* [RECORDS SHOWN]
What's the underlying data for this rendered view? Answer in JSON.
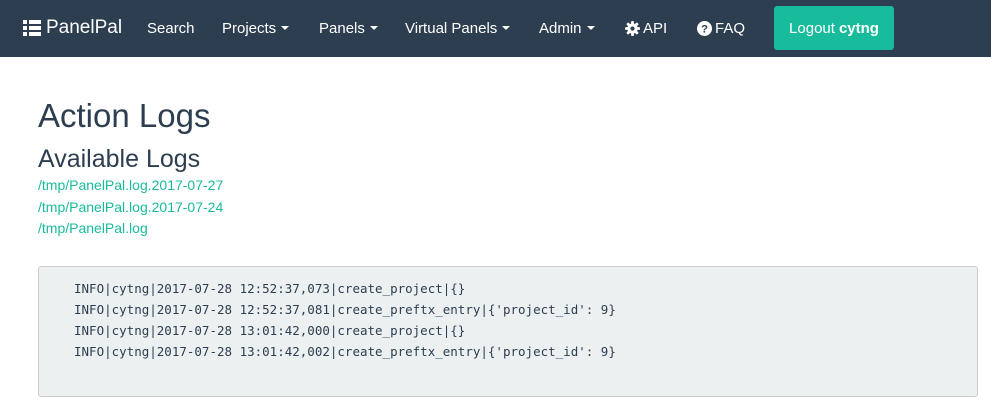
{
  "navbar": {
    "brand": "PanelPal",
    "items": [
      {
        "label": "Search"
      },
      {
        "label": "Projects"
      },
      {
        "label": "Panels"
      },
      {
        "label": "Virtual Panels"
      },
      {
        "label": "Admin"
      },
      {
        "label": "API"
      },
      {
        "label": "FAQ"
      }
    ],
    "logout_prefix": "Logout",
    "logout_user": "cytng"
  },
  "main": {
    "title": "Action Logs",
    "subtitle": "Available Logs",
    "log_files": [
      "/tmp/PanelPal.log.2017-07-27",
      "/tmp/PanelPal.log.2017-07-24",
      "/tmp/PanelPal.log"
    ],
    "log_entries": [
      "INFO|cytng|2017-07-28 12:52:37,073|create_project|{}",
      "INFO|cytng|2017-07-28 12:52:37,081|create_preftx_entry|{'project_id': 9}",
      "INFO|cytng|2017-07-28 13:01:42,000|create_project|{}",
      "INFO|cytng|2017-07-28 13:01:42,002|create_preftx_entry|{'project_id': 9}"
    ]
  },
  "colors": {
    "navbar_bg": "#2c3e50",
    "accent": "#18bc9c",
    "log_bg": "#ecf0f1"
  },
  "icons": {
    "brand": "list-icon",
    "api": "gear-icon",
    "faq": "question-circle-icon",
    "dropdown": "caret-down-icon"
  }
}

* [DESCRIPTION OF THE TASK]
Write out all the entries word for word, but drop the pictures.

* [RESPONSE BOX]
What's the underlying data for this rendered view? Answer in JSON.
{
  "navbar": {
    "brand": "PanelPal",
    "items": [
      {
        "label": "Search"
      },
      {
        "label": "Projects"
      },
      {
        "label": "Panels"
      },
      {
        "label": "Virtual Panels"
      },
      {
        "label": "Admin"
      },
      {
        "label": "API"
      },
      {
        "label": "FAQ"
      }
    ],
    "logout_prefix": "Logout",
    "logout_user": "cytng"
  },
  "main": {
    "title": "Action Logs",
    "subtitle": "Available Logs",
    "log_files": [
      "/tmp/PanelPal.log.2017-07-27",
      "/tmp/PanelPal.log.2017-07-24",
      "/tmp/PanelPal.log"
    ],
    "log_entries": [
      "INFO|cytng|2017-07-28 12:52:37,073|create_project|{}",
      "INFO|cytng|2017-07-28 12:52:37,081|create_preftx_entry|{'project_id': 9}",
      "INFO|cytng|2017-07-28 13:01:42,000|create_project|{}",
      "INFO|cytng|2017-07-28 13:01:42,002|create_preftx_entry|{'project_id': 9}"
    ]
  },
  "colors": {
    "navbar_bg": "#2c3e50",
    "accent": "#18bc9c",
    "log_bg": "#ecf0f1"
  },
  "icons": {
    "brand": "list-icon",
    "api": "gear-icon",
    "faq": "question-circle-icon",
    "dropdown": "caret-down-icon"
  }
}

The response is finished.